From the data below, copy out every line in which the word "target" occurs.
[Task input Boundary: Start]
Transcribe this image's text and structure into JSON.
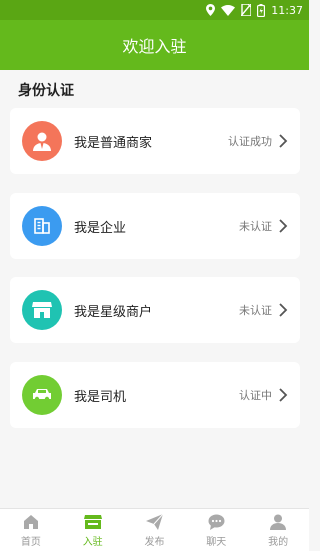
{
  "status_bar": {
    "time": "11:37"
  },
  "header": {
    "title": "欢迎入驻"
  },
  "section": {
    "title": "身份认证"
  },
  "cards": [
    {
      "label": "我是普通商家",
      "status": "认证成功",
      "icon": "person-icon",
      "color": "#f4755a"
    },
    {
      "label": "我是企业",
      "status": "未认证",
      "icon": "building-icon",
      "color": "#3b9bf0"
    },
    {
      "label": "我是星级商户",
      "status": "未认证",
      "icon": "shop-icon",
      "color": "#1fc3b2"
    },
    {
      "label": "我是司机",
      "status": "认证中",
      "icon": "car-icon",
      "color": "#72cd33"
    }
  ],
  "tabs": [
    {
      "label": "首页",
      "icon": "home-icon",
      "active": false
    },
    {
      "label": "入驻",
      "icon": "store-icon",
      "active": true
    },
    {
      "label": "发布",
      "icon": "send-icon",
      "active": false
    },
    {
      "label": "聊天",
      "icon": "chat-icon",
      "active": false
    },
    {
      "label": "我的",
      "icon": "user-icon",
      "active": false
    }
  ],
  "colors": {
    "primary": "#64b91c",
    "status_bar": "#5aa614",
    "inactive": "#9a9a9a"
  }
}
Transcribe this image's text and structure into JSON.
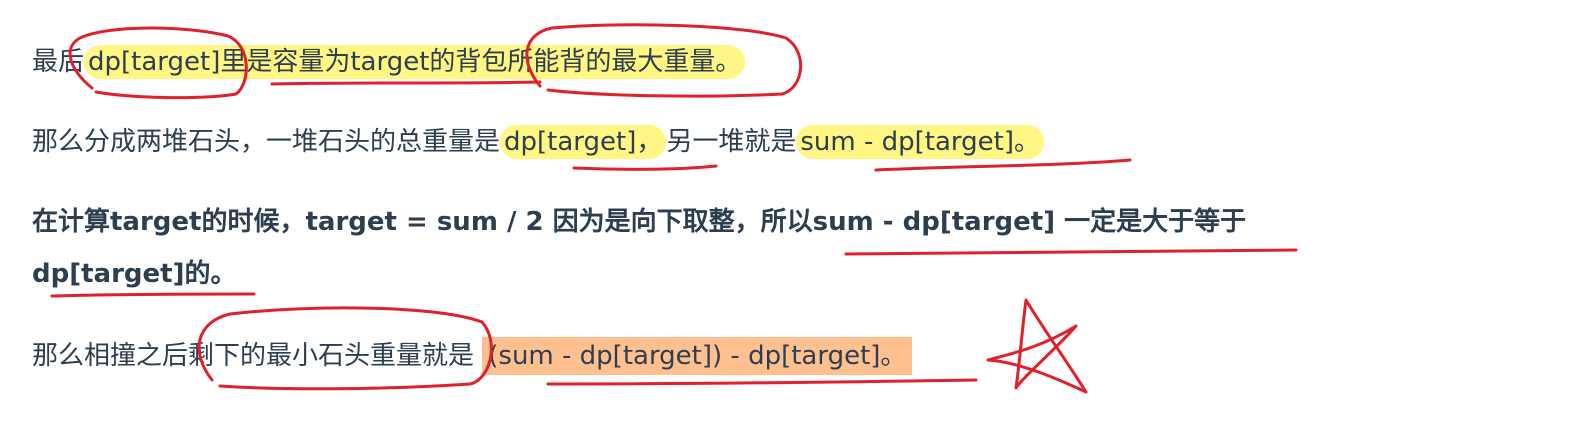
{
  "paragraphs": {
    "p1": {
      "a": "最后",
      "b": "dp[target]里是容量为target的背包所能背的最大重量。"
    },
    "p2": {
      "a": "那么分成两堆石头，一堆石头的总重量是",
      "b": "dp[target]，",
      "c": "另一堆就是",
      "d": "sum - dp[target]。"
    },
    "p3": {
      "line1": "在计算target的时候，target = sum / 2 因为是向下取整，所以sum - dp[target] 一定是大于等于",
      "line2": "dp[target]的。"
    },
    "p4": {
      "a": "那么相撞之后剩下的最小石头重量就是 ",
      "b": "(sum - dp[target]) - dp[target]。"
    }
  },
  "colors": {
    "text": "#2c3e50",
    "highlight_yellow": "#fff56e",
    "highlight_orange": "#ffc08f",
    "ink_red": "#e0202a"
  }
}
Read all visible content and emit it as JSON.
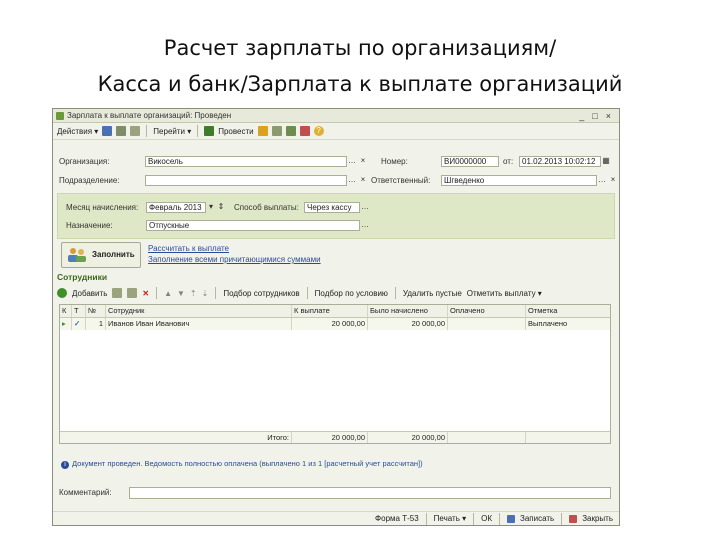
{
  "slide": {
    "title_line1": "Расчет зарплаты по организациям/",
    "title_line2": "Касса и банк/Зарплата к выплате организаций"
  },
  "window": {
    "title": "Зарплата к выплате организаций: Проведен",
    "min": "_",
    "max": "□",
    "close": "×"
  },
  "toolbar": {
    "actions": "Действия ▾",
    "goto": "Перейти ▾",
    "post": "Провести",
    "help": "?"
  },
  "header": {
    "org_label": "Организация:",
    "org_value": "Викосель",
    "number_label": "Номер:",
    "number_value": "ВИ0000000",
    "date_sep": "от:",
    "date_value": "01.02.2013 10:02:12",
    "dept_label": "Подразделение:",
    "resp_label": "Ответственный:",
    "resp_value": "Шгведенко"
  },
  "period": {
    "month_label": "Месяц начисления:",
    "month_value": "Февраль 2013",
    "method_label": "Способ выплаты:",
    "method_value": "Через кассу",
    "type_label": "Назначение:",
    "type_value": "Отпускные"
  },
  "fill": {
    "button_label": "Заполнить",
    "link1": "Рассчитать к выплате",
    "link2": "Заполнение всеми причитающимися суммами"
  },
  "employees": {
    "section_title": "Сотрудники",
    "add": "Добавить",
    "pick": "Подбор сотрудников",
    "pick_cond": "Подбор по условию",
    "delete_empty": "Удалить пустые",
    "mark_all": "Отметить выплату ▾"
  },
  "grid": {
    "headers": [
      "К",
      "Т",
      "№",
      "Сотрудник",
      "К выплате",
      "Было начислено",
      "Оплачено",
      "Отметка"
    ],
    "rows": [
      [
        "",
        "✓",
        "1",
        "Иванов Иван Иванович",
        "20 000,00",
        "20 000,00",
        "",
        "Выплачено"
      ]
    ],
    "footer_label": "Итого:",
    "footer_total": "20 000,00",
    "footer_accrued": "20 000,00"
  },
  "info": {
    "text": "Документ проведен. Ведомость полностью оплачена (выплачено 1 из 1 [расчетный учет рассчитан])"
  },
  "comment": {
    "label": "Комментарий:"
  },
  "bottom": {
    "form": "Форма Т-53",
    "print": "Печать ▾",
    "ok": "ОК",
    "save": "Записать",
    "close": "Закрыть"
  }
}
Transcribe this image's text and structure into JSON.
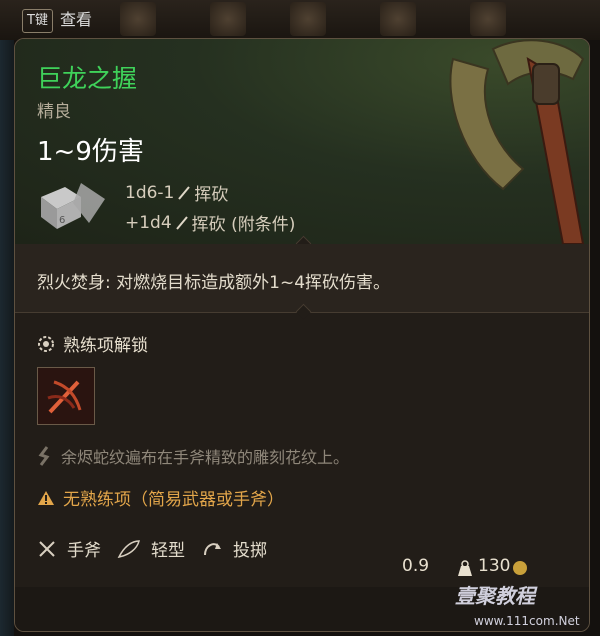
{
  "topbar": {
    "key_label": "T键",
    "view_label": "查看"
  },
  "item": {
    "name": "巨龙之握",
    "rarity": "精良",
    "damage_range": "1~9伤害",
    "damage_lines": [
      {
        "dice": "1d6-1",
        "type": "挥砍"
      },
      {
        "dice": "+1d4",
        "type": "挥砍 (附条件)"
      }
    ],
    "effect": "烈火焚身: 对燃烧目标造成额外1~4挥砍伤害。",
    "proficiency_unlock": "熟练项解锁",
    "lore": "余烬蛇纹遍布在手斧精致的雕刻花纹上。",
    "proficiency_warning": "无熟练项（简易武器或手斧）",
    "properties": [
      "手斧",
      "轻型",
      "投掷"
    ],
    "weight": "0.9",
    "price": "130"
  },
  "watermark": {
    "text": "壹聚教程",
    "url": "www.111com.Net"
  },
  "colors": {
    "name": "#3fd25a",
    "warning": "#e3a64a",
    "panel": "#221d18"
  }
}
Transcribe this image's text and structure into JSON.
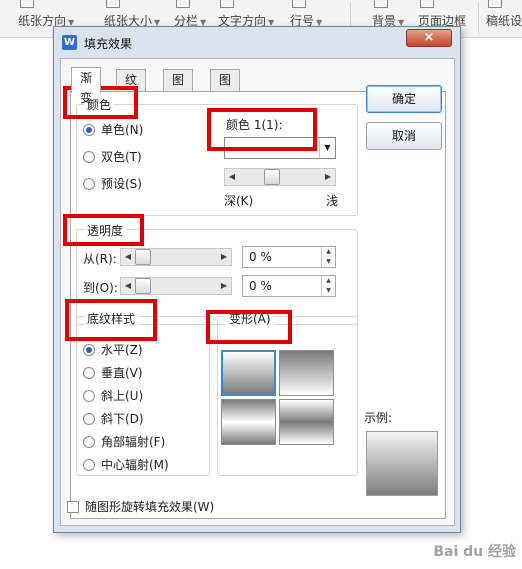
{
  "ribbon": {
    "items": [
      "纸张方向",
      "纸张大小",
      "分栏",
      "文字方向",
      "行号",
      "背景",
      "页面边框",
      "稿纸设"
    ]
  },
  "dialog": {
    "title": "填充效果",
    "close_label": "×",
    "tabs": [
      "渐变",
      "纹理",
      "图案",
      "图片"
    ],
    "active_tab": "渐变",
    "color_group": {
      "title": "颜色",
      "options": [
        "单色(N)",
        "双色(T)",
        "预设(S)"
      ],
      "selected": "单色(N)",
      "color_label": "颜色 1(1):",
      "color_value": "",
      "dark_label": "深(K)",
      "light_label": "浅",
      "shade_level_fraction": 0.38
    },
    "transparency_group": {
      "title": "透明度",
      "from_label": "从(R):",
      "to_label": "到(O):",
      "from_value": "0 %",
      "to_value": "0 %",
      "from_level_fraction": 0.0,
      "to_level_fraction": 0.0
    },
    "shading_group": {
      "title": "底纹样式",
      "options": [
        "水平(Z)",
        "垂直(V)",
        "斜上(U)",
        "斜下(D)",
        "角部辐射(F)",
        "中心辐射(M)"
      ],
      "selected": "水平(Z)"
    },
    "variants_group": {
      "title": "变形(A)",
      "selected_index": 0
    },
    "buttons": {
      "ok": "确定",
      "cancel": "取消"
    },
    "sample_label": "示例:",
    "rotate_checkbox_label": "随图形旋转填充效果(W)",
    "rotate_checked": false
  },
  "colors": {
    "annotation_red": "#e00000",
    "dialog_frame": "#dbe4ee",
    "selection_blue": "#2463c4"
  },
  "watermark": "Bai du 经验"
}
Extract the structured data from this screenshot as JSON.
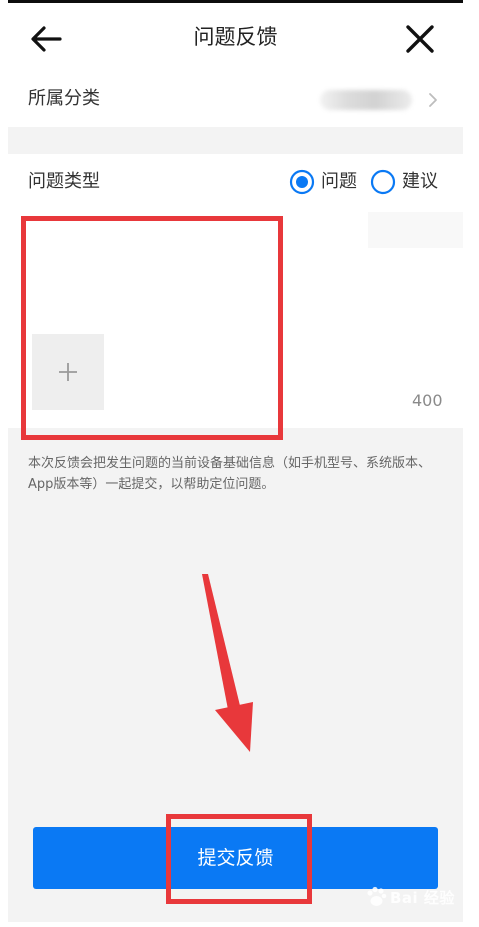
{
  "header": {
    "title": "问题反馈",
    "back_icon": "arrow-left-icon",
    "close_icon": "close-icon"
  },
  "category": {
    "label": "所属分类",
    "value_blurred": true,
    "chevron_icon": "chevron-right-icon"
  },
  "problem_type": {
    "label": "问题类型",
    "options": [
      {
        "label": "问题",
        "selected": true
      },
      {
        "label": "建议",
        "selected": false
      }
    ],
    "accent_color": "#0a79f4"
  },
  "content": {
    "description_value": "",
    "add_image_icon": "plus-icon",
    "char_limit": "400"
  },
  "notice": {
    "text": "本次反馈会把发生问题的当前设备基础信息（如手机型号、系统版本、App版本等）一起提交，以帮助定位问题。"
  },
  "submit": {
    "label": "提交反馈",
    "color": "#0a79f4"
  },
  "annotations": {
    "highlight_color": "#e8383b",
    "arrow_icon": "red-arrow-down-icon"
  },
  "watermark": {
    "text": "Bai 经验"
  }
}
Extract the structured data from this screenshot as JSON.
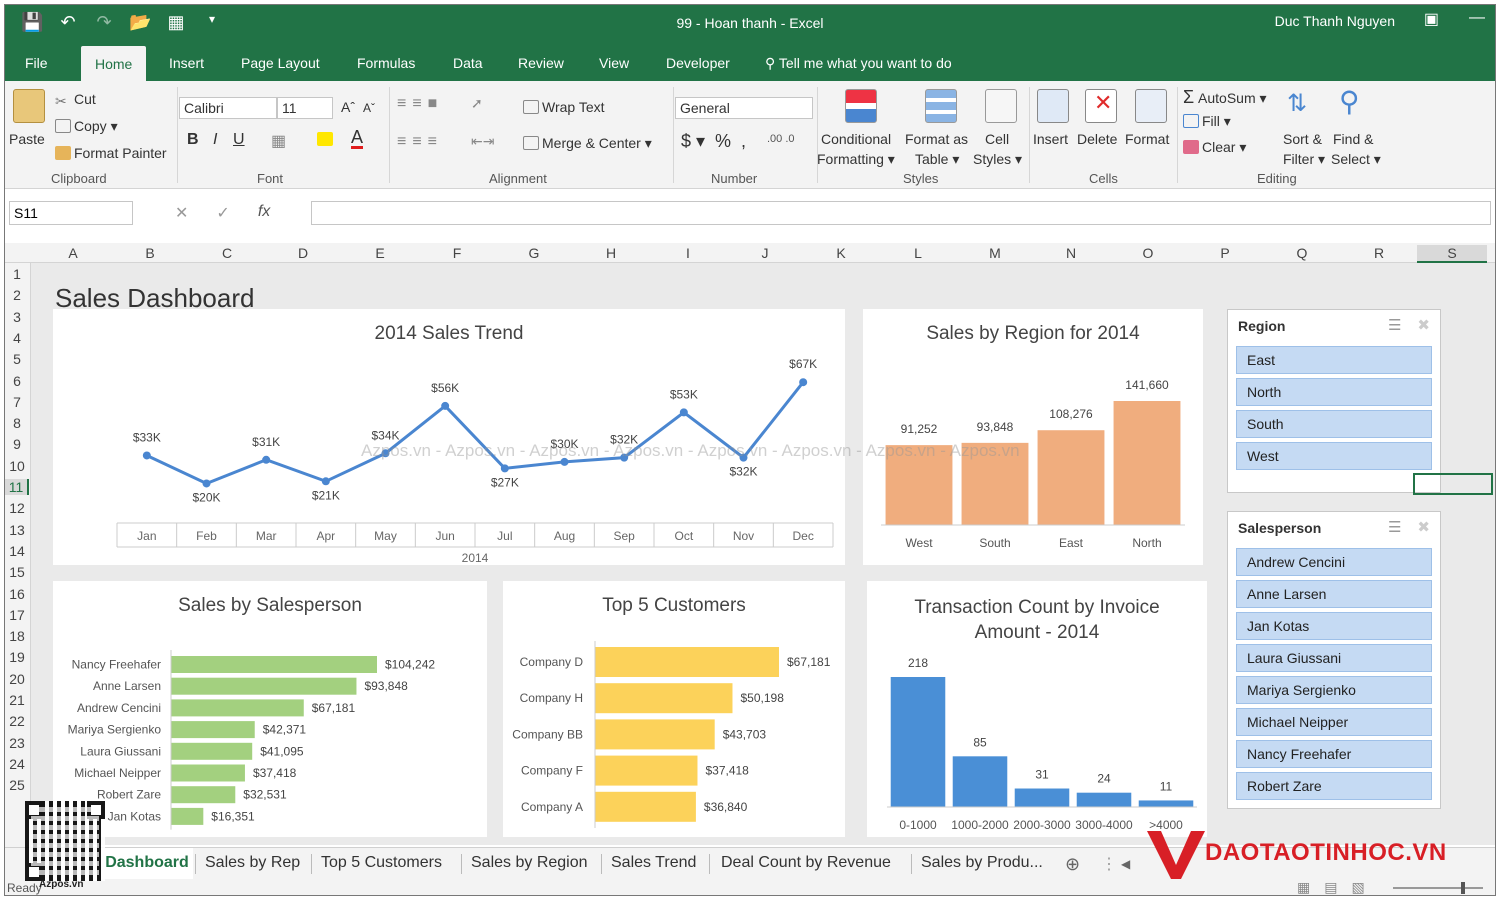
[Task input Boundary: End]
# Response for this exercise
      "b": "dp[target]里是容量为target的背包所能背的最大重量。"
      "b": "dp[target]，",
      "d": "sum - dp[target]。"
      "line1": "在计算target的时候，target = sum / 2 因为是向下取整，所以sum - dp[target] 一定是大于等于",
      "line2": "dp[target]的。"
      "b": "(sum - dp[target]) - dp[target]。"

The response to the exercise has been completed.